The Dark Crystal: Age of Resistance is an Artistic Triumph
Back in the 80s, The Dark Crystal was the most groundbreaking animated series to hit cinemas. Directed by Jim Henson, the fantasy film explored dark themes that were far from Henson’s work on The Muppet Show. The Dark Crystal was an exhibition of puppet mastery, brilliant storytelling, and relevant themes, which explains why the film has built a solid cult following almost 40 years since its release.
Its prequel, Netflix’s The Dark Crystal: Age of Resistance, is an ode to the original film, and would, dare we say it, make the late Jim Henson proud. The Dark Crystal revival captures the charm and magic of the original film, complete with all the heart and wonder that marks Henson’s legacy. Visually speaking, the live-action film is an artistic and technical feat and a feast for the eyes. Fans of the original film will be impressed by the aesthetic improvements made in the new series, while new fans will be mesmerized by the show’s ability to pull off a fantasy opera—with puppets.
The series follows three Gelflings as they gather their people to rise up against the corruption of their rulers, the Skeksis, and save their world of Thra. It’s a story of resistance, rebellion, and magic, executed with real puppets instead of animation, with a powerhouse cast that includes some of the most recognizable and famous voices in the industry: Taron Egerton, Anya Taylor-Jones, Nathalie Emmanuel, Helena Bonham Carter, Simon Pegg, Catriona Balfe, Lena Headey, Mark Strong, and Natalie Dormer.
Netflix, along with the production team led by Henson’s daughter Lisa Henson and director Louis Leterrier (Clash of the Titans), steered away from the typical CGI approach that dominates the ultra-animated entertainment scene. Instead, they opted to innovate the traditional art of puppetry in a grand scale production that is quite obviously a labor of love.
From the stunning set designs to the puppets themselves, every part of the Gelfling world is painstakingly detailed and impressive. Only a small amount of the series uses animation and special effects, while the bulk of it was filmed in real time. Over 75 sets were created, 170 puppets were used, 88 puppeteers were involved, and more than 500 artists and craftspeople—spanning two continents—contributed to the creation of the series.
The worldbuilding of the prequel is equally admirable as the series expands the original world of Henson to answer all the questions that the original film left unanswered. The series explores the civilization of the Gelfling people, the origins of the Skeksis, and the mysticism that surrounds Thra. It’s a fun world to explore for fantasy lovers, particularly for the ‘80s nerds who were enchanted by the original film.
Plot-wise, the Age of Resistance more closely resembles Lord of the Rings than Game of Thrones. It’s not a complicated storyline to follow: There’s a world to be saved, a hero to save it, a princess with the key, and evil villains who will do everything to stop them. But despite the predictability of the plot, it’s easy to get sucked into a series that favors unending optimism and heroism. This is old-fashioned fantasy at its finest, hoping for the best despite all odds. It’s slightly upsetting to watch the courage of the series’ heroes if you know how the original film begins, but Henson’s world has never made it easy for their heroes to triumph. It is a dark fantasy, after all.
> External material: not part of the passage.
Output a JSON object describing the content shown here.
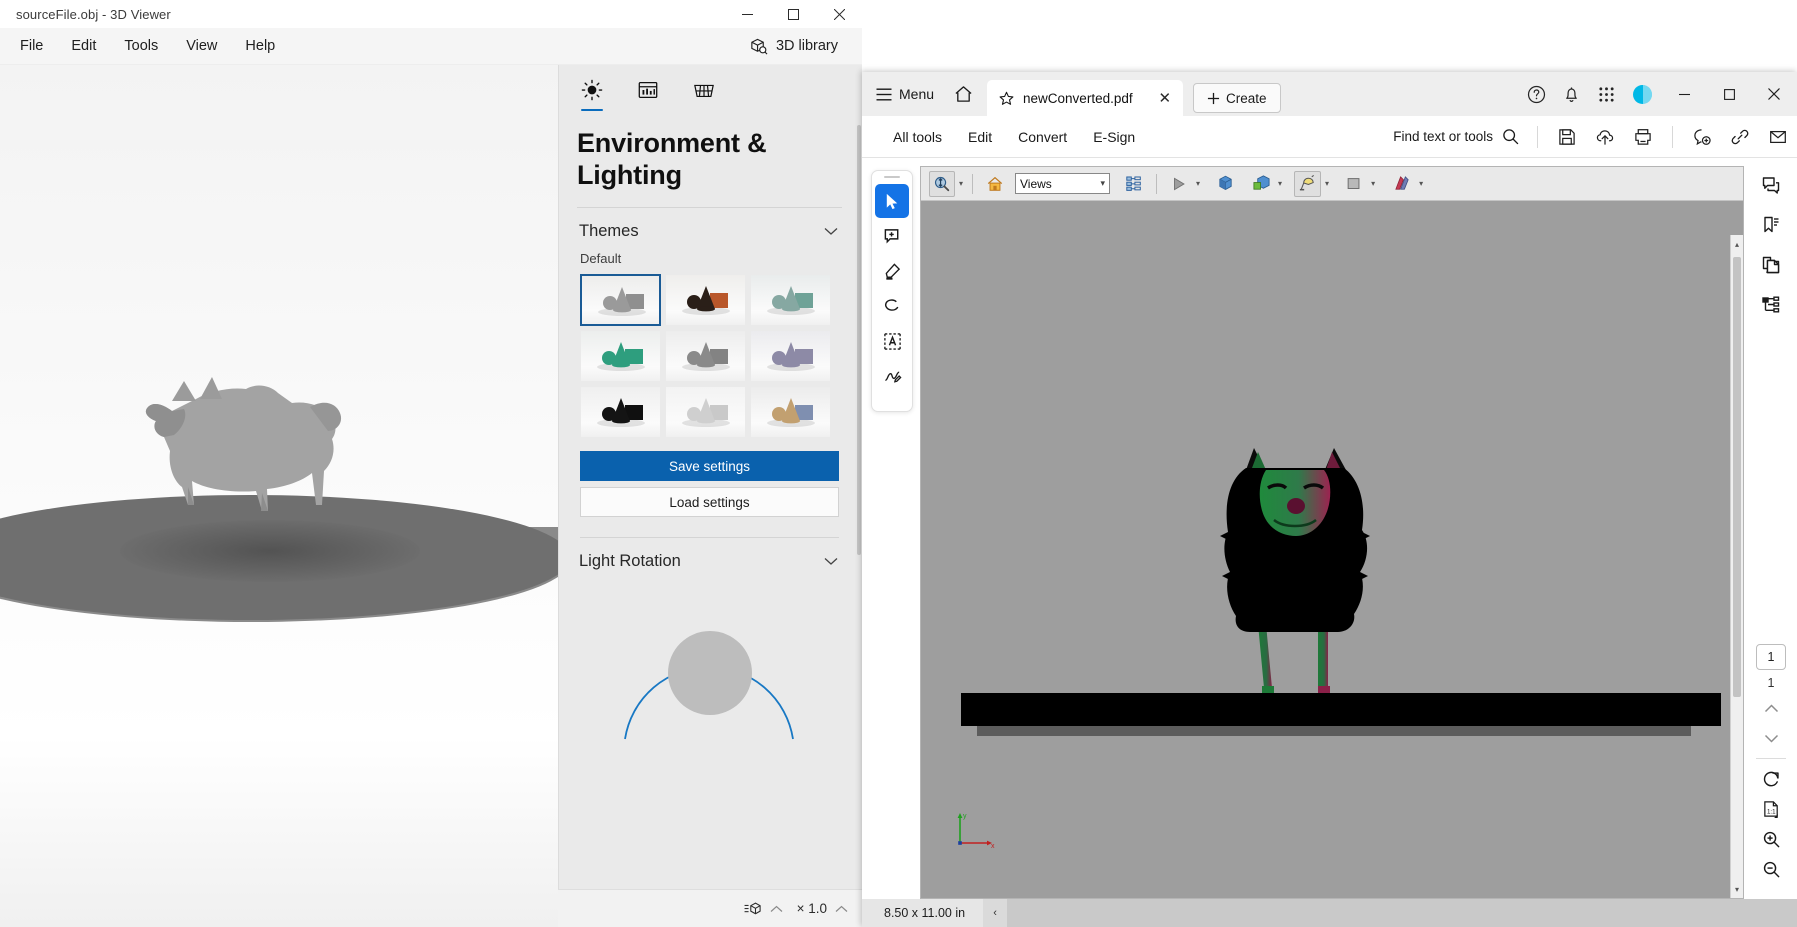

Aside from its artistic achievements of the series, its heart is in the themes it dares to explore. The story tackles oppression and resistance, isolation and patriotism, and most importantly, it highlights the necessity to find courage in the face of terror. Although our world is far from the fantastical landscape of Thra, the show does a good job reminding viewers that even the smallest of people (or puppets) can speak truth to power.
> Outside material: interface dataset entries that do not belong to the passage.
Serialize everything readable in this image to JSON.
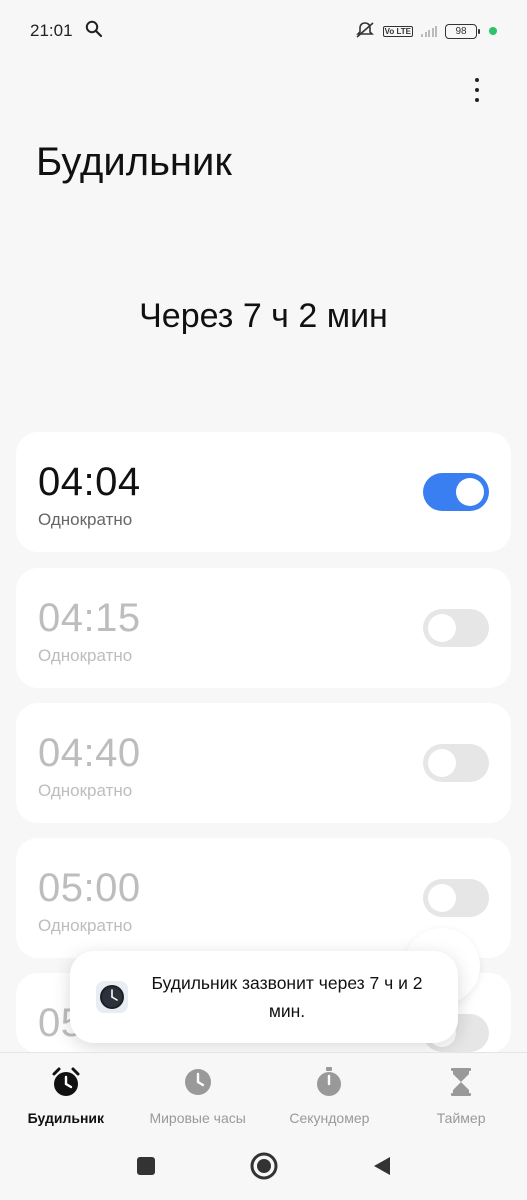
{
  "status_bar": {
    "time": "21:01",
    "volte": "Vo LTE",
    "battery": "98",
    "icons": [
      "search-icon",
      "vibrate-off-icon",
      "signal-icon",
      "battery-icon"
    ]
  },
  "header": {
    "title": "Будильник",
    "menu_icon": "more-vertical-icon"
  },
  "countdown": "Через 7 ч 2 мин",
  "alarms": [
    {
      "time": "04:04",
      "repeat": "Однократно",
      "enabled": true
    },
    {
      "time": "04:15",
      "repeat": "Однократно",
      "enabled": false
    },
    {
      "time": "04:40",
      "repeat": "Однократно",
      "enabled": false
    },
    {
      "time": "05:00",
      "repeat": "Однократно",
      "enabled": false
    },
    {
      "time": "05",
      "repeat": "",
      "enabled": false
    }
  ],
  "toast": {
    "text": "Будильник зазвонит через 7 ч и 2 мин.",
    "icon": "clock-icon"
  },
  "bottom_nav": [
    {
      "label": "Будильник",
      "icon": "alarm-icon",
      "active": true
    },
    {
      "label": "Мировые часы",
      "icon": "world-clock-icon",
      "active": false
    },
    {
      "label": "Секундомер",
      "icon": "stopwatch-icon",
      "active": false
    },
    {
      "label": "Таймер",
      "icon": "hourglass-icon",
      "active": false
    }
  ],
  "colors": {
    "accent": "#3a7ff2",
    "background": "#f7f7f7",
    "card": "#ffffff",
    "inactive_text": "#bdbdbd"
  }
}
The Dark Crystal: Age of Resistance is now streaming on Netflix.